The goal of this tutorial is to give an introduction to the nascent field of topological machine learning, with the express purpose of being accessible to all audiences. The tutorial will discuss state-of-the art algorithms and provide the audience with the necessary competences to apply such techniques to their own research problems.


This tutorial targets machine leaning researchers of any background. It is helpful if you already have some some knowledge about concepts from undergraduate mathematics, such as vector spaces and groups. If not, do not worry—I will provide intuitive descriptions for all of them during the tutorial.

To make the most of this session, I would recommend the following things:

  • Some way of taking notes; the slides will be available¬†(see below), so you could also annotate them along the way.
  • A laptop with either Linux or Mac OS X will be helpful in order to try out some of the packages for computing persistent homology. This is not a necessity, though.

Course materials

  • Lecture 1: Algebraic Topology
    In which we discuss an introduction to computational topology, the utility of Betti numbers, simplicial homology (with examples) and simplicial complexes, as well as how to compute all of this manually.

  • Lecture 2: Computational Topology
    In which we discuss a multi-scale variant of simplicial homology, viz. persistent homology, provide copious examples, and show that everything—once again—boils down to neat linear algebra calculations.

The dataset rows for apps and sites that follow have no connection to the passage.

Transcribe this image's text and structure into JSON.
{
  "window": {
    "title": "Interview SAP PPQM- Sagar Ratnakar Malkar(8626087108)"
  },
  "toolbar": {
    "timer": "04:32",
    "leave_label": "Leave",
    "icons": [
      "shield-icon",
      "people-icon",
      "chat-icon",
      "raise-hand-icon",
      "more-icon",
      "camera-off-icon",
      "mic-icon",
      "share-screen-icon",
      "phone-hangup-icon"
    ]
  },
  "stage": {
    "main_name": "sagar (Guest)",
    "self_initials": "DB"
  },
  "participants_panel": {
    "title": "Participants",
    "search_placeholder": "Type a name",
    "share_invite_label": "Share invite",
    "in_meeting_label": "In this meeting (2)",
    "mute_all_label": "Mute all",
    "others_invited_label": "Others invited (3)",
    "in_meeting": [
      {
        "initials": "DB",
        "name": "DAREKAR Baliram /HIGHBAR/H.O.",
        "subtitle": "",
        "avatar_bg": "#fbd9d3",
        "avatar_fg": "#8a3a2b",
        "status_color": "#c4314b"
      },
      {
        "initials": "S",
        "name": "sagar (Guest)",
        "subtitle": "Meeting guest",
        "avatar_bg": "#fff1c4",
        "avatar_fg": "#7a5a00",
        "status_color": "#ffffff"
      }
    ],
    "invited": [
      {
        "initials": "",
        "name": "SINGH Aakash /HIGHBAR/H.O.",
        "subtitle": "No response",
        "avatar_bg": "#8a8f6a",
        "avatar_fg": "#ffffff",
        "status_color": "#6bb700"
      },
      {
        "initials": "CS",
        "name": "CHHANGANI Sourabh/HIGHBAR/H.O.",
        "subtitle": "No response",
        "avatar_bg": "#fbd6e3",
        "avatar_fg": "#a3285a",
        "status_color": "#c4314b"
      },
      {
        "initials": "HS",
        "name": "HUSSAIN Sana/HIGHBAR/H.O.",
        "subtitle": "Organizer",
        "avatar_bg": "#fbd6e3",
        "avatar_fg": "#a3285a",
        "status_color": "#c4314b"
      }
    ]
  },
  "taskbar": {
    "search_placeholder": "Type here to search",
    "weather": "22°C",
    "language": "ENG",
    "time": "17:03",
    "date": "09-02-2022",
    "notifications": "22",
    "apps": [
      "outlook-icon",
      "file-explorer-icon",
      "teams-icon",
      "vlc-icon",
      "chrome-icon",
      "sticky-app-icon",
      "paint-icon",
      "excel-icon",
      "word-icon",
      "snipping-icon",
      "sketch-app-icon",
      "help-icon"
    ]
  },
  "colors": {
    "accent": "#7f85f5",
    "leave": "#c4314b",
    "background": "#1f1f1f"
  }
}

  • Lecture 3: Topological Descriptors & How to Use Them
    In which we take a look at the landscape of existing topological descriptors, present their respective properties, and provide some guidance about their usage.

  • Lecture 4: Recent Advances in Topological Machine Learning
    In which we discuss recent research in topology-driven graph classification, as well as how to successfully integrate topological features into modern neural network architectures.

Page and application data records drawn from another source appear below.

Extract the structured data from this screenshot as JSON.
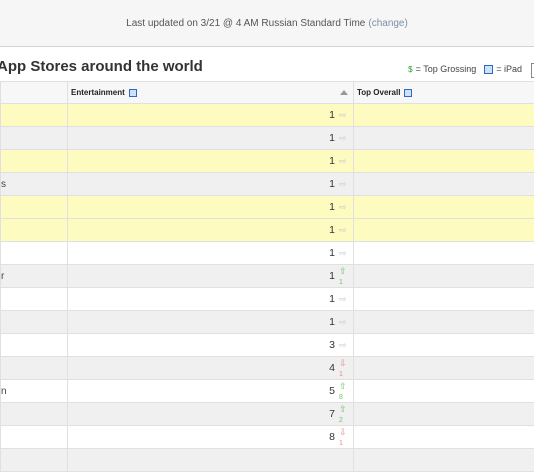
{
  "update_bar": {
    "text": "Last updated on 3/21 @ 4 AM Russian Standard Time",
    "change_link": "(change)"
  },
  "section": {
    "title": "App Stores around the world"
  },
  "legend": {
    "grossing_symbol": "$",
    "grossing_label": "= Top Grossing",
    "ipad_label": "= iPad"
  },
  "table": {
    "columns": [
      {
        "label": ""
      },
      {
        "label": "Entertainment",
        "ipad": true,
        "sorted": "ascending"
      },
      {
        "label": "Top Overall",
        "ipad": true
      }
    ],
    "rows": [
      {
        "country_fragment": "",
        "rank": "1",
        "trend": "same",
        "delta": "",
        "highlight": true
      },
      {
        "country_fragment": "",
        "rank": "1",
        "trend": "same",
        "delta": "",
        "highlight": false
      },
      {
        "country_fragment": "",
        "rank": "1",
        "trend": "same",
        "delta": "",
        "highlight": true
      },
      {
        "country_fragment": "s",
        "rank": "1",
        "trend": "same",
        "delta": "",
        "highlight": false
      },
      {
        "country_fragment": "",
        "rank": "1",
        "trend": "same",
        "delta": "",
        "highlight": true
      },
      {
        "country_fragment": "",
        "rank": "1",
        "trend": "same",
        "delta": "",
        "highlight": true
      },
      {
        "country_fragment": "",
        "rank": "1",
        "trend": "same",
        "delta": "",
        "highlight": false
      },
      {
        "country_fragment": "r",
        "rank": "1",
        "trend": "up",
        "delta": "1",
        "highlight": false
      },
      {
        "country_fragment": "",
        "rank": "1",
        "trend": "same",
        "delta": "",
        "highlight": false
      },
      {
        "country_fragment": "",
        "rank": "1",
        "trend": "same",
        "delta": "",
        "highlight": false
      },
      {
        "country_fragment": "",
        "rank": "3",
        "trend": "same",
        "delta": "",
        "highlight": false
      },
      {
        "country_fragment": "",
        "rank": "4",
        "trend": "down",
        "delta": "1",
        "highlight": false
      },
      {
        "country_fragment": "n",
        "rank": "5",
        "trend": "up",
        "delta": "8",
        "highlight": false
      },
      {
        "country_fragment": "",
        "rank": "7",
        "trend": "up",
        "delta": "2",
        "highlight": false
      },
      {
        "country_fragment": "",
        "rank": "8",
        "trend": "down",
        "delta": "1",
        "highlight": false
      },
      {
        "country_fragment": "",
        "rank": "",
        "trend": "",
        "delta": "",
        "highlight": false
      }
    ]
  },
  "colors": {
    "highlight_row": "#fdfbbf",
    "alt_row": "#f0f0f0",
    "trend_up": "#6fc36f",
    "trend_down": "#e58a8a",
    "trend_same": "#c9c9c9",
    "link": "#7a8fa6"
  }
}
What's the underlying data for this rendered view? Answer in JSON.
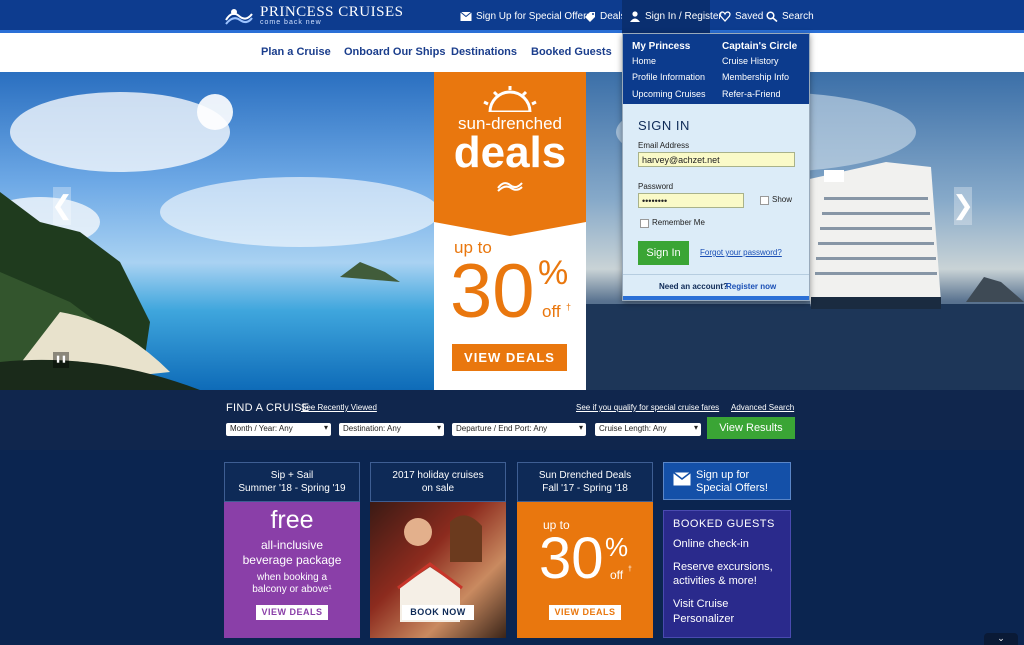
{
  "header": {
    "logo_title": "PRINCESS CRUISES",
    "logo_tagline": "come back new",
    "links": {
      "special_offers": "Sign Up for Special Offers",
      "deals": "Deals",
      "signin": "Sign In / Register",
      "saved": "Saved",
      "search": "Search"
    }
  },
  "nav": {
    "items": [
      "Plan a Cruise",
      "Onboard Our Ships",
      "Destinations",
      "Booked Guests"
    ]
  },
  "hero": {
    "promo_line1": "sun-drenched",
    "promo_line2": "deals",
    "up_to": "up to",
    "percent": "30",
    "percent_sign": "%",
    "off": "off",
    "dagger": "†",
    "cta": "VIEW DEALS",
    "prev": "❮",
    "next": "❯",
    "pause": "❚❚"
  },
  "dropdown": {
    "my_princess": "My Princess",
    "my_links": [
      "Home",
      "Profile Information",
      "Upcoming Cruises"
    ],
    "captains_circle": "Captain's Circle",
    "cc_links": [
      "Cruise History",
      "Membership Info",
      "Refer-a-Friend"
    ],
    "title": "SIGN IN",
    "email_label": "Email Address",
    "email_value": "harvey@achzet.net",
    "password_label": "Password",
    "password_value": "••••••••",
    "show_label": "Show",
    "remember_label": "Remember Me",
    "signin_button": "Sign In",
    "forgot": "Forgot your password?",
    "need_account": "Need an account?",
    "register": "Register now"
  },
  "finder": {
    "title": "FIND A CRUISE",
    "recent": "See Recently Viewed",
    "qualify": "See if you qualify for special cruise fares",
    "advanced": "Advanced Search",
    "selects": [
      "Month / Year: Any",
      "Destination: Any",
      "Departure / End Port: Any",
      "Cruise Length: Any"
    ],
    "button": "View Results"
  },
  "cards": {
    "c1": {
      "h1": "Sip + Sail",
      "h2": "Summer '18 - Spring '19",
      "big": "free",
      "l1": "all-inclusive",
      "l2": "beverage package",
      "s1": "when booking a",
      "s2": "balcony or above¹",
      "btn": "VIEW DEALS"
    },
    "c2": {
      "h1": "2017 holiday cruises",
      "h2": "on sale",
      "btn": "BOOK NOW"
    },
    "c3": {
      "h1": "Sun Drenched Deals",
      "h2": "Fall '17 - Spring '18",
      "up": "up to",
      "pct": "30",
      "pcts": "%",
      "off": "off",
      "dag": "†",
      "btn": "VIEW DEALS"
    },
    "c4": {
      "signup1": "Sign up for",
      "signup2": "Special Offers!",
      "bg_title": "BOOKED GUESTS",
      "l1": "Online check-in",
      "l2a": "Reserve excursions,",
      "l2b": "activities & more!",
      "l3a": "Visit Cruise",
      "l3b": "Personalizer"
    }
  },
  "colors": {
    "brand_blue": "#0d3c8f",
    "orange": "#e9770e",
    "purple": "#8a3fa8",
    "green": "#3aa535"
  }
}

Date Monday, 14 September 2020
Time 14:00–18:00

Lecture 1 14:00–14:45
Lecture 2 14:45–15:30
Q & A 15:30–16:00

Lecture 3 16:00–16:45
Lecture 4 16:45–17:30
Q & A 17:00–18:00

Please consult your official Whova schedule for details about the Zoom links that are required to join the tutorial. Feel free to drop in or out at any point!

  • DIPHA, a distributed persistent homology algorithm. This is our fork of the original project, with a slightly simplified installation. dipha supports different scenarios, such as the calculation of persistent homology of structured data sets.

  • math3ma, the website of Tai-Danae Bradley. Her articles provide exceptionally well-written explanations of many of the concepts discussed in this course. While her main focus is the wonderful field of category theory, numerous other concepts from linear algebra are also discussed.

  • Ripser, arguably the fastest software currently available for calculating a Vietoris–Rips filtration.